On September 29, 2013, Reid called his final race for ESPN, accidentally giving the win of the Kentucky 300 to eventual victor Ryan Blaney one lap early. Though the mistake was never confirmed to be the reason of Reid's departure from ESPN, he was nevertheless replaced by Bestwick in his NASCAR job for 2013 forward, and in the IndyCar position from 2014.[4]

After a thirty-one-year career with ESPN and its related networks, Reid did not return to television or radio.

Personal life[edit]

When Reid was a teenager, his older brother died in a motorcycle crash in Roanoke, VA. Reid's father, Robert Klingeman, passed in 1998,[1] the year Reid took over as play-by-play announcer for NASCAR's Truck Series. In 2006, Reid's mother, Anne Klingeman, died just one day before Reid was asked to take over the Indianapolis 500 and IndyCar coverage for ABC and ESPN.[1]

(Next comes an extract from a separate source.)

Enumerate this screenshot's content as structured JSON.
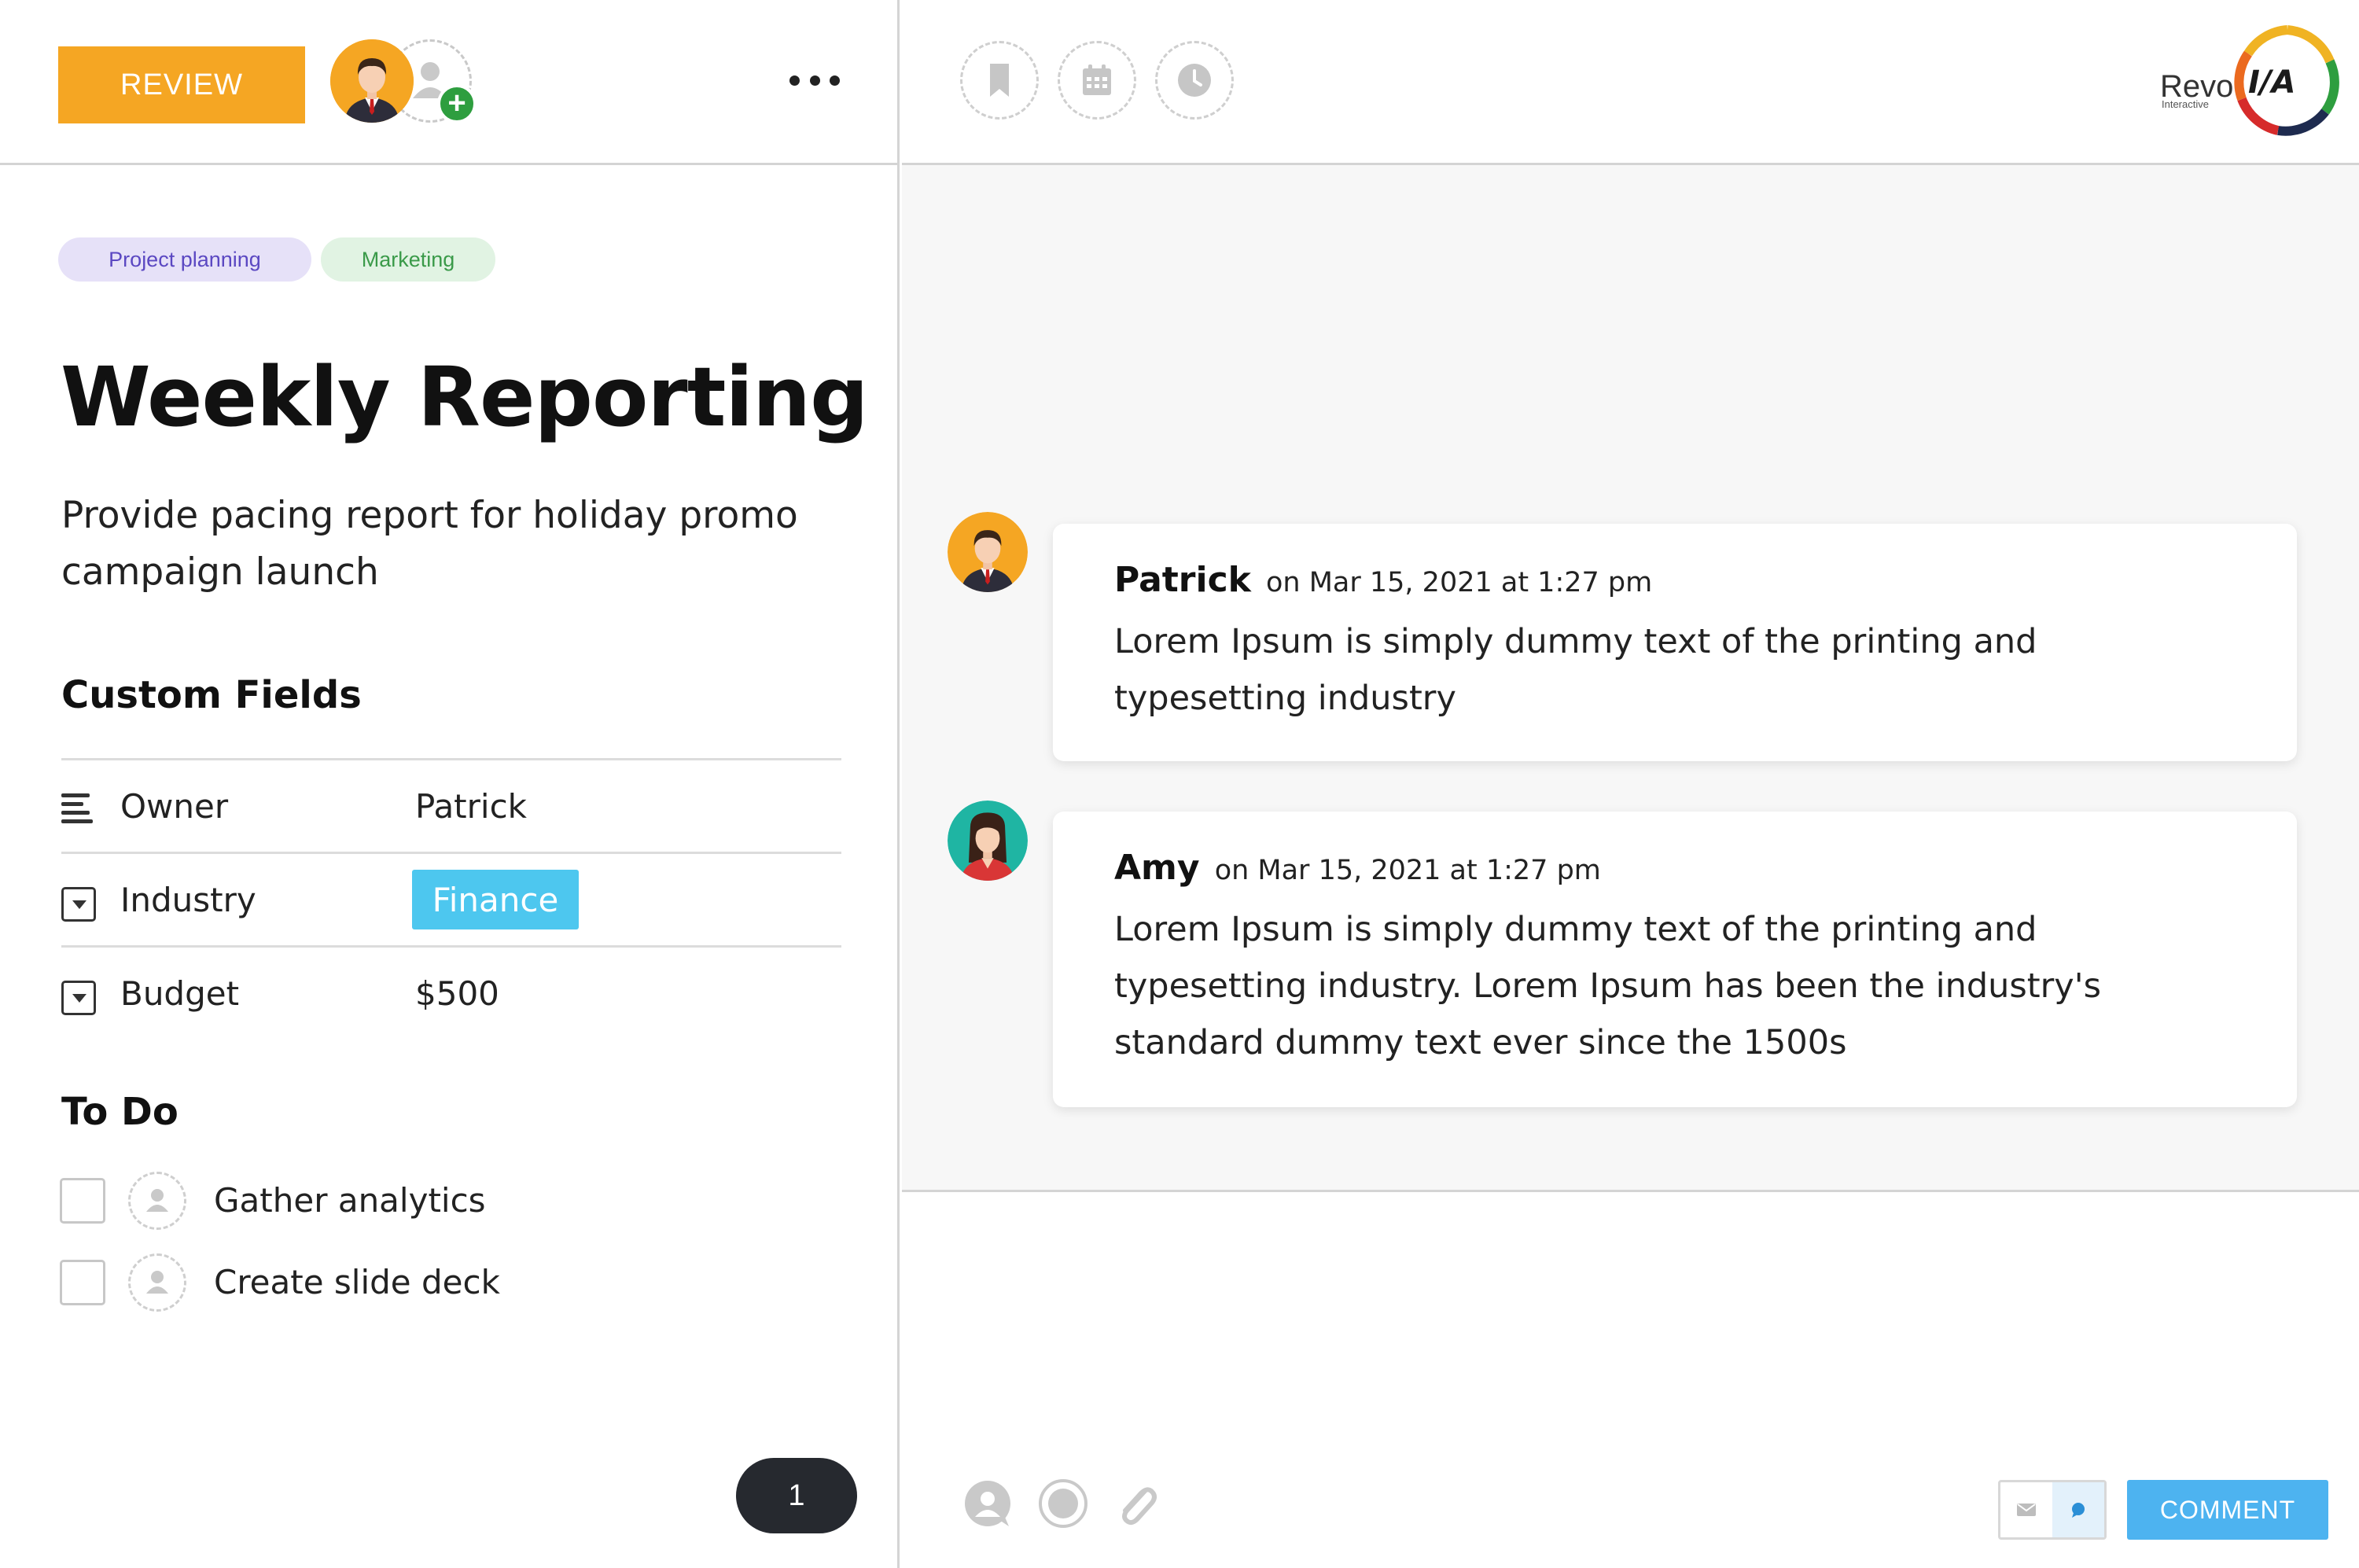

Reid and his wife, Karla, reside in Brownsburg, IN.

After years out of the spotlight, Reid would announce that he was running as a Democrat for county council in Hendricks County for the 2020 election.[5] Reid would lose, scoring only 11 percent of the vote. All three Democrat challengers lost.


  1. ^ a b c d e f g h i j
  2. ^ "CORR/Vegas race report 1998 EXXON Superflor winter series". Archived from the original on 2009-06-17. Retrieved 2008-02-16.
  3. ^ a b c d ESPN Replaces Racing Announcer 29/09/13
  4. ^ "Marty Reid Fired: ESPN Replaces NASCAR, IndyCar Announcer After Nationwide Gaffe (VIDEO)". The Huffington Post. 2013-09-29. Retrieved 2013-09-29.
  5. ^ "Home - Reid for County Council". Retrieved 2020-09-19.

External links[edit]

Preceded by
Todd Harris
Television voice of the
Indianapolis 500

Succeeded by
Allen Bestwick